Cardboard boxes can engage toddlers and children for hours! Whats great is that boxes are easily available and free! It offers development of skills like creativity, resourcefulness and flexibility! With a little imagination, children can turn these plain boxes into spaceships, cars, castles! Children constantly reinvent, improvise and transform things and ideas in this creative process!
Our little Box Play!
In our previous post, we shared our all-time favourite books titled “Not A Box”.
Reading the book really got us excited about playing with our own boxes! I searched high and low everywhere in our kitchen and our storage room for boxes, and other recyclable materials like toilet rolls. I presented my girl with the collection of boxes, in all sizes and colours on the rug, and she was raring to go play with the boxes!
Amongst the printed boxes, she instinctively picked out the cereal box, examined the box, and pointed to me the word “Cheerios”. This is a great way to teach print awareness!
She further explored the other boxes and created this table with four legs. She had a few incidents of the table falling over paper rolls of different lengths, which made her realise conceptually to make the legs of the table, she must have legs of the same length. She furthered discovered that the legs must be evenly and positioned below the four corners of the box in order for the box to be stable!
All this while, my little girl’s mind was quick with ideas on how to transform the materials into pretend objects. She laid the same box on the rug, and this time, she places the rolls of different length onto it. Upon being asked what she was creating, she said,” Mummy, I am making buildings. She described the buildings as she pointed to them one by one, “An office, school, supermarket, shopping centre, Grandma’s house….”
Trains and Tunnels

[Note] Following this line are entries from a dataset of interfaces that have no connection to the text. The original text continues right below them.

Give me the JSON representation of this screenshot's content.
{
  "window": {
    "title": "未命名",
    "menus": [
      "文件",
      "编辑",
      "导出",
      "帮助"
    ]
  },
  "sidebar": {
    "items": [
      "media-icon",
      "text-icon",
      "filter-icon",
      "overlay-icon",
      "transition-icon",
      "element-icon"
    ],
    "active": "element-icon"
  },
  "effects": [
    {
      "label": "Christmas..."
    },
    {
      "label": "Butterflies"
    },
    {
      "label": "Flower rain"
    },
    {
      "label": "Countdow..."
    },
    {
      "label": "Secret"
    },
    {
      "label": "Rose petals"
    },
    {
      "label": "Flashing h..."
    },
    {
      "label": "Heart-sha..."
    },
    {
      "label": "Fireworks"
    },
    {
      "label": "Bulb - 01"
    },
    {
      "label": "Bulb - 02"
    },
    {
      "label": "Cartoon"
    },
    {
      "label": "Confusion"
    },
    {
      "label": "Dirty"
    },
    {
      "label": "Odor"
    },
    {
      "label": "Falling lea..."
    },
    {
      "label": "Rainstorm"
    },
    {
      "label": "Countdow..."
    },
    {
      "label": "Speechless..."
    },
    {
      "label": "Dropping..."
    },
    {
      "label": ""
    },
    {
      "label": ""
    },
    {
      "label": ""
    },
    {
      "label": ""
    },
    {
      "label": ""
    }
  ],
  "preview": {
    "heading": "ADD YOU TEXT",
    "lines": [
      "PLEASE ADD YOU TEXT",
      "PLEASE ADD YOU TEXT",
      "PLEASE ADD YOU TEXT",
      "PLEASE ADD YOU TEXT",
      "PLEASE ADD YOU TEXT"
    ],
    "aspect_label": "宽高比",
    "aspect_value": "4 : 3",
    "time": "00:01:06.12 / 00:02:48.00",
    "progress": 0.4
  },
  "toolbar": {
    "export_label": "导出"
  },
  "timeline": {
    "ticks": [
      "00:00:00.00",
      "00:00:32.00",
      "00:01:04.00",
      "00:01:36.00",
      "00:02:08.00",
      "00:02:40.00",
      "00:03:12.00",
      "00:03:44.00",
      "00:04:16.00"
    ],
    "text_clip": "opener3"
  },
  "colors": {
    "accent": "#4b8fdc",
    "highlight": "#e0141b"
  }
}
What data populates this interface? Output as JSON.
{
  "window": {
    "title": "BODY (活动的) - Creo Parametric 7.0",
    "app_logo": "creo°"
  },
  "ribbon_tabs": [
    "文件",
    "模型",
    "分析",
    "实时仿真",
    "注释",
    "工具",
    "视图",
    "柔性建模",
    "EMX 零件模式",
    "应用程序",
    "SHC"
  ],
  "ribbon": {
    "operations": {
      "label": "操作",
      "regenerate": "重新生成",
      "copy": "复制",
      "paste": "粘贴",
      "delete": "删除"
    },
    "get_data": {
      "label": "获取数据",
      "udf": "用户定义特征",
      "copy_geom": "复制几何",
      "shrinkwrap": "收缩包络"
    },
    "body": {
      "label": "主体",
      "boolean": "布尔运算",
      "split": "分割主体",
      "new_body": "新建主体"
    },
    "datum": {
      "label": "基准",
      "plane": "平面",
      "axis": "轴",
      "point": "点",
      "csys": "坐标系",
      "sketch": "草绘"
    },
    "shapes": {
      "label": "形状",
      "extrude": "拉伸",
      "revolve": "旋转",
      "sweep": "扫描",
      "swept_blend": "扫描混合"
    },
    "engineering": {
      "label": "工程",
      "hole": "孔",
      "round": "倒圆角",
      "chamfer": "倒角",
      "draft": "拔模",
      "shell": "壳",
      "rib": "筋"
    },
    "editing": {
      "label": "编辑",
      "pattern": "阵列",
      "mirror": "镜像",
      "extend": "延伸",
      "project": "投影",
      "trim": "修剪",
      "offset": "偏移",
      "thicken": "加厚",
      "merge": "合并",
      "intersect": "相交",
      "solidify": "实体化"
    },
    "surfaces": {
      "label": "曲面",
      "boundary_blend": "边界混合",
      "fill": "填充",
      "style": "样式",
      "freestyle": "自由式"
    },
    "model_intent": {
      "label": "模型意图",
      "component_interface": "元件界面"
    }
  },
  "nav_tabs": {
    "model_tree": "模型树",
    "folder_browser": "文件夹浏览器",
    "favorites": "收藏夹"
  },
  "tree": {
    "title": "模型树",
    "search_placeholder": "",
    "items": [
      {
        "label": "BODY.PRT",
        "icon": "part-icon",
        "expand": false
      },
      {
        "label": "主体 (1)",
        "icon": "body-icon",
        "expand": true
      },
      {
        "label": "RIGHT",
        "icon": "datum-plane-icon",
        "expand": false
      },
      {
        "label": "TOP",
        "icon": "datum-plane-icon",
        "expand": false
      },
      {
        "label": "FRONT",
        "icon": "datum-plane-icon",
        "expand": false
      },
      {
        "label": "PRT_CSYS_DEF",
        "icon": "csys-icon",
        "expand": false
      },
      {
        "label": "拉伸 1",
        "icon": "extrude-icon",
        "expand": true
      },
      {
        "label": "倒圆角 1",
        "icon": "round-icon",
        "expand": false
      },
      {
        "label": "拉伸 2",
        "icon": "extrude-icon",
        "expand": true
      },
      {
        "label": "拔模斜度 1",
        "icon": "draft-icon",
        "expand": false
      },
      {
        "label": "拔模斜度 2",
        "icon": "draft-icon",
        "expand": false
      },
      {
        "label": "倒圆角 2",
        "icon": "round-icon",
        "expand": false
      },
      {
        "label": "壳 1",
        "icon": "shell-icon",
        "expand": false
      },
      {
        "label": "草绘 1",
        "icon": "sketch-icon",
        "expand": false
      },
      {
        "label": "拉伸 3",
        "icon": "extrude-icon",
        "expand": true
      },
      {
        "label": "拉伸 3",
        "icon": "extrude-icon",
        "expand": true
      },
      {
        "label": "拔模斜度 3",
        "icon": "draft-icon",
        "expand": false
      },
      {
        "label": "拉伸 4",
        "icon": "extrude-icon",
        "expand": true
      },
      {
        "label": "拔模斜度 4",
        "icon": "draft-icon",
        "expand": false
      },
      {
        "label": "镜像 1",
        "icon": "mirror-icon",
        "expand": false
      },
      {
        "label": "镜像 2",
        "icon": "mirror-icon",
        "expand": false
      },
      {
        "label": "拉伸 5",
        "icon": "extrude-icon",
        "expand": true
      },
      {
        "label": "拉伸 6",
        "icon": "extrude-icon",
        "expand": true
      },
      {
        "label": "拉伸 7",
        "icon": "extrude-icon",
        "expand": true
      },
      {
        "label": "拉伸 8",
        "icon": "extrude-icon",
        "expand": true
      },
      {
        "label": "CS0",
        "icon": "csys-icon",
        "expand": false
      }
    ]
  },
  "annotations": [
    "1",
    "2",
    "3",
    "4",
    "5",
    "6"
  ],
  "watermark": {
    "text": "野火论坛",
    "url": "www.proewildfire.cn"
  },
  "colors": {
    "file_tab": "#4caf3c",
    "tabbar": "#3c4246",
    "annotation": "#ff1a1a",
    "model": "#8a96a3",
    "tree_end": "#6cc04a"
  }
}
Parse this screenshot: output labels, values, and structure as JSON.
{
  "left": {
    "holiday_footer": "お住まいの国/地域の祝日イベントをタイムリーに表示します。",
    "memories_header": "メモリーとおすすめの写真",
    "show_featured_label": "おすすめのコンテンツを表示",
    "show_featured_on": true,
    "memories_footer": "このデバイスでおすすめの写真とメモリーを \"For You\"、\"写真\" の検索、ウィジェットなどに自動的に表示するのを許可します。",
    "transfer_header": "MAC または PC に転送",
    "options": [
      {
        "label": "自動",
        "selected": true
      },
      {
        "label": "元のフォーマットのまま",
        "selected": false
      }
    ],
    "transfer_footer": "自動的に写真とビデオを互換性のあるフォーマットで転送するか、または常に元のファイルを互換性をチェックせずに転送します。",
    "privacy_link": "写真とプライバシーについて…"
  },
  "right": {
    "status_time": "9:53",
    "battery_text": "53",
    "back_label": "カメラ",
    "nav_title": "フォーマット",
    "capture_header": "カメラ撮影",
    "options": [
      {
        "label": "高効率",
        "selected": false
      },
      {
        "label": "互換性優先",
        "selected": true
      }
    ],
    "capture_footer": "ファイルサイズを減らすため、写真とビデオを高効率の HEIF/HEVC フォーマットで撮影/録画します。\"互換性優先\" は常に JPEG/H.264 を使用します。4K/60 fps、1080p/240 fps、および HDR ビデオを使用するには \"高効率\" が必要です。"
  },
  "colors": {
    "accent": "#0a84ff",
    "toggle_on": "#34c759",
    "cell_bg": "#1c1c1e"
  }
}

To extend and deepen her play episode, I provided more props like trains. Associating trains with tunnels, she created her enactment of the trains traveling through the tunnels, but moving them through or down the paper rolls. To make the trains roll down through the tunnel, she cleverly elevated it by making it rest on the cereal box. And to level the paper roll, she placed it on top of the cereal box. Talk about learning a simple physics lesson!
My little girl then wanted to make a train station! So she created one, with each train fitted into a paper roll to mark its parking space. She also started naming them- Goofy, Mickey, Pluto, Minnie… well, you guessed it! Mickey Mouse Clubhouse characters! I kindda like this train station!
Rae has always played with ice-cream sticks and twigs to create letters. So almost intuitively, she took the paper rolls and embarked on creating letters of her own. She made Letter L, T, E…. and even a triangle shape. She experimented using only short paper rolls to make letter E, but replaced one roll with a longer one upon realising it needed to be longer. It’s great to see how paper rolls of differing lengths come into play here for the creation of letters!
So just give your child boxes, step back and watch the magic of their imagination at work!